Website and app data records
———
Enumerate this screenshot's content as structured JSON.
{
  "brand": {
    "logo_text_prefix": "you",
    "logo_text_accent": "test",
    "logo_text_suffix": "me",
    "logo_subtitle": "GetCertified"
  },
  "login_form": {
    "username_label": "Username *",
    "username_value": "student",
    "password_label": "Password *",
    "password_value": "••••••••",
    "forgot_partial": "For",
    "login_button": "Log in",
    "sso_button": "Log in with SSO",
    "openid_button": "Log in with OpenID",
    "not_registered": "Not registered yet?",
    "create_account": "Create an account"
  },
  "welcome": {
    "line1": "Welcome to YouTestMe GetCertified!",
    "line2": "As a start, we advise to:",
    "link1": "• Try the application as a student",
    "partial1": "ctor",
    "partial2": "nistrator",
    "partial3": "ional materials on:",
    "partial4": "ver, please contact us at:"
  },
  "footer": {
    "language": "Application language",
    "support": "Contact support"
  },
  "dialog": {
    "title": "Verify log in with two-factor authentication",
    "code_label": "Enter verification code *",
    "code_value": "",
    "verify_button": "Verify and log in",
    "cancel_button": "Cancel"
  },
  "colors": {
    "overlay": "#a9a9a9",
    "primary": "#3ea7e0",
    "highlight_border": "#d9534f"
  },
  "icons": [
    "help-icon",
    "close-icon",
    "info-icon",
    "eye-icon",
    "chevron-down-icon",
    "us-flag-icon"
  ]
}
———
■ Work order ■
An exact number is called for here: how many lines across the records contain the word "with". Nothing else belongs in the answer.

■ Your response ■
3